“So, the only difference between this car and an Addison Lee,” chortles my neighbour, “is that your car doesn’t have a big white AL sticker in the back window!”
He’s delighted with himself, but I’m nonplussed. How can he be bothered to make such a lame joke and does he think the ubiquitous minicab is an actual car brand? I also feel a bit defensive on behalf of my handsome, gleamingly black MPV.
Ford’s hard-working, ultra-reliable Galaxy is a fleet favourite up and down the country. There are few large MPVs more well known. There can hardly be a person in Britain who hasn’t at some point sat in a Galaxy and given thanks for its 24-hour ability to get you home without a word of thanks or even a glance of acknowledgement. All it asks is that you aren’t sick in its footwells. Ford’s Galaxy wears its brilliance lightly. The fact it balances a winning combination of low running costs with an ability to swallow a huge number of people and suitcases means most of us take it for granted.
0-62mph 10 seconds
Top speed 122mph
Eco score ★★★☆☆
As impressionable young Galaxies trundle off their production line at the vast AutoEuropa factory in Palmela, Portugal, many must hope for a more rewarding life than merely shunting people to airports and back again – a liftetime of private-hire purgatory. Maybe they dream of a loving family? After all, their virtues of affordability, durability and hard-scrabble toughness make them a leading large MPV choice.
To really appreciate a Galaxy, it does help if you have a big domestic unit. Last weekend, we effortlessly packed in three grown-up kids, plus a boyfriend, a girlfriend and all their clobber and headed to Shropshire for a few days. Rather than looking like sardines jammed into the back row, they languished in acres of space – able to save their sharp elbows for another trip.

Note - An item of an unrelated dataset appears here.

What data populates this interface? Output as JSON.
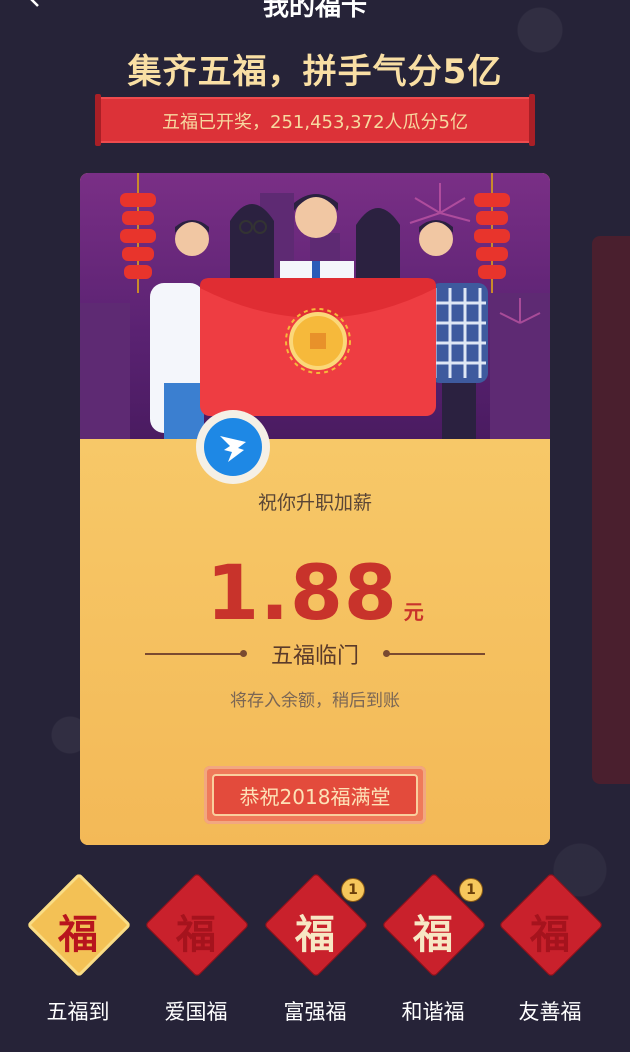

The middle row of seats has room for three 6ft adults in reclining chairs that individually slide forward and backwards. That space is made all the more useful by a low central tunnel and lots of foot space under the front seats. Pull a lever on the top of the outer seats and they tilt and slide forward to allow easy access to the third row.
If you take a moment, you’ll notice how well designed a Galaxy is – in an economical, unshowy way. There’s the elegant quarter light by the front window and at the rear the glass flows down from the roof to the number plate in a single uninterrupted sheet – the wiper neatly protruding. It’s classier than an anonymous transporter needs to be.
There’s a range of petrol units and turbo diesels to choose from. The 148bhp engine is the bestseller – it’s a useful blend of performance, efficiency and price. The 163bhp petrol option lacks the oomph of the diesels and, although it’s the cheapest in the range, you may find its running costs are higher. Clearly, though, if you live in a city you’ll want to consider the environmental impact of diesel. Both manual and auto gearboxes are available.
Despite making such excellent cars, Ford has struggled to get its infotainment interface right. It used to be a nasty dot matrix affair. But here, at last, they’ve caught up with everyone else. Now it is digital, legible and intuitive. This isn’t a driver’s car, as such, but that doesn’t mean you won’t get plenty of pleasure driving it. Up front you sit in a commanding position, controlling a vehicle that’s comfortable and compliant. And there’s something joyful to be found in piloting a minibus brimful with your nearest and dearest. It’s good to get them all under one roof…